December 16, 2022, the 51st Victory Day of Bangladesh, the historic day marking the defeat of Pakistani armed forces in 1971, and independence of Bangladesh. The combined east and west Pakistani GDP of 1970 was around $10 billion, and today Pakistan (west) has a GDP little less than $350 billion, 75 years after its independence, with a population of 230 million and a land size of roughly 8,00,000 sq km. In contrast, Bangladesh today, 51 years after independence, has a GDP of around $465 billion, with a population of around 170 million, and with land size of 1,50,000 sq km only. Remarkable growth.
Second, with no documented textiles exports of united Pakistan in 1970, its eastern part, today Bangladesh, is the second largest exporter of textiles and ready-made garments in the world, crossing $46 billion in the last financial year (2021-22). And, this is in a nation where most freedom fighters half a century ago (Muktijoddha) did not have adequate plain clothes while fighting for independence. Yes, locally branded garments exports is not even $1 billion till date, though there is a remarkable domestic growth of garments brands like Arong, Yellow, Seaman, Richmen, Lubna, Grameen Check, and the like, and Dhakai Jamdani saris is a universal favourite.
Third, there have been challenges to democracy with military rulers, some benevolent some dictatorial, capturing power in this half century, and with elected governments often being questioned for the sanctity of elections. However, the incumbent Prime Minister, Sheikh Haseena, of governing Awami League, has just the other day promised the nation that the next general elections shall be conducted, and in all fairness, in the first week of January, 2024. The main opposition party, Bangladesh National Party (BNP), has started organising mass meetings to galvanise its cadre as well. We can reasonably hope that the elections shall be held punctually and fairly.
Fourth, the educational network in Bangladesh has grown to 24,000 schools and junior colleges till Higher Secondary level, and 164 universities of which 106 are private ones bringing in reasonably a large amount of private investments in higher education. With literacy exceeding 78 per cent of the population, with male-female literacy rate being almost same, and 2.4 million children enrolled in schools and 4.6 lakh in higher education, annual public education budget of the nation being almost $8 billion. The latest feather in the cap is the new “blended education” system of the government, which looks at no-tech, low-tech and high-tech, all forms of education blending the physical and the distant (through internet, television, radio) at all levels of education.

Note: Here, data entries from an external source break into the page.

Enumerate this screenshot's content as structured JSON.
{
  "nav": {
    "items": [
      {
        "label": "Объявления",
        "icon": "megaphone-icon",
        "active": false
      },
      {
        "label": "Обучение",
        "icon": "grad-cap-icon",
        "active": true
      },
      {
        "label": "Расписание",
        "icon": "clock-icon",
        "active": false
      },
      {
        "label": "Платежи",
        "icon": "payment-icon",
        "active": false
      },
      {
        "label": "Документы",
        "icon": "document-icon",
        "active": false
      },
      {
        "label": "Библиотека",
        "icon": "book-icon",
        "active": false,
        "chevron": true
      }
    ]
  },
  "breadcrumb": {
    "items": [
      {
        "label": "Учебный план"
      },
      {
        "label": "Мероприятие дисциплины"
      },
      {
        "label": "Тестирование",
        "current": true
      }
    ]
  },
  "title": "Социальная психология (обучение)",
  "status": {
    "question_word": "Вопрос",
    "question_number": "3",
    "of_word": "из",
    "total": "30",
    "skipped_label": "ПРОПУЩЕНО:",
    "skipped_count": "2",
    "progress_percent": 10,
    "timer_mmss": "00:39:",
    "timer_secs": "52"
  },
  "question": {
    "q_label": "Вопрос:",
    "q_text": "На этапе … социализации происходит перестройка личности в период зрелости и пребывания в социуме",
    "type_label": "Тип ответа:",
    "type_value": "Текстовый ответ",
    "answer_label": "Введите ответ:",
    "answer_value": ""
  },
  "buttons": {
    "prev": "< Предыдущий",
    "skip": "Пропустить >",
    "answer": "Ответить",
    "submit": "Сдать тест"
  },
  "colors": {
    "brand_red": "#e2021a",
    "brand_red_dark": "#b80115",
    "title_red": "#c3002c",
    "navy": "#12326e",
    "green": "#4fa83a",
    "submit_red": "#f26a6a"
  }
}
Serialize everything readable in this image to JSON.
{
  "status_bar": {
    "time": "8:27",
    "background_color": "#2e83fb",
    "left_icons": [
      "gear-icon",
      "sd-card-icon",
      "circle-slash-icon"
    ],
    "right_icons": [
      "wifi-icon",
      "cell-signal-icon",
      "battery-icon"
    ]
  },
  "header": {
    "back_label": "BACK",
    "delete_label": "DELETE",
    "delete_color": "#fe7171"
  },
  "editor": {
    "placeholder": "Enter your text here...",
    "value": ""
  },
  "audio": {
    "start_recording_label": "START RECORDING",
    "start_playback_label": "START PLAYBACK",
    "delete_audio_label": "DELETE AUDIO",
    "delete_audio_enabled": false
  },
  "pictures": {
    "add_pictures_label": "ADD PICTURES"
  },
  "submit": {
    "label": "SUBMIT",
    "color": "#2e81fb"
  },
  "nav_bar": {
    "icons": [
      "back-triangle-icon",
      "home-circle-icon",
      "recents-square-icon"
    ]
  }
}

Fifth, led by Grameen Bank, BRAC, ASA and TMSS, Bangladesh has seen a revolution of sorts in micro-finance, which is turn has led to the blooming of the MSME sector in the country. Today more than 7 out of 10 employees of micro finance institutes and micro & small enterprises are women, and so are in the textiles sector. The MSMEs account for 28 per cent of GDP, 80 per cent of industrial jobs, and contributing to the consistent 6 to 9 per cent growth-rate of the economy.
Sixth, a major area of challenge is the rapid growth of population. While the population density of Pakistan is 287 per square kilometer, it is 464 for India, but Bangladesh has a high 1,265 people per sq km! This leads to immense pressure on land, depleting forest cover, quality of life, quantity and quality of rivers (many of which are drying up), and climate change. The best tourism resources of St Martin’s Island, Cox’s Bazar, Bandarban, or Sylhet areas are in a state of excessive over-use. The pressure on capital Dhaka, with a residential population of nearly 30 million and another 12 million coming in for work every day, are mind-blogging leading to traffic congestion, and crying for decentralization of power and institutes among the 8 divisions of the country (soon to be ten).
Bangladesh is on the cusp of a leap forward, having already moved from under-developed to a developing nation in the last decade, and with promises to be a mid-level developed nation in the next decade, while the current government has laid the roadmap for a fully developed economy status by 2041.
Potentials are there, provided population spike is tamed, and decentralisation happens across the nation. Half a century later, Bangladesh surely is a land of great promise, vibrant culture, great entrepreneurial spirit, with women partnering in the economy remarkably.
The author has been frequently travelling to Bangladesh for more than a year now as the strategic adviser and professor of the largest private university, Daffodil International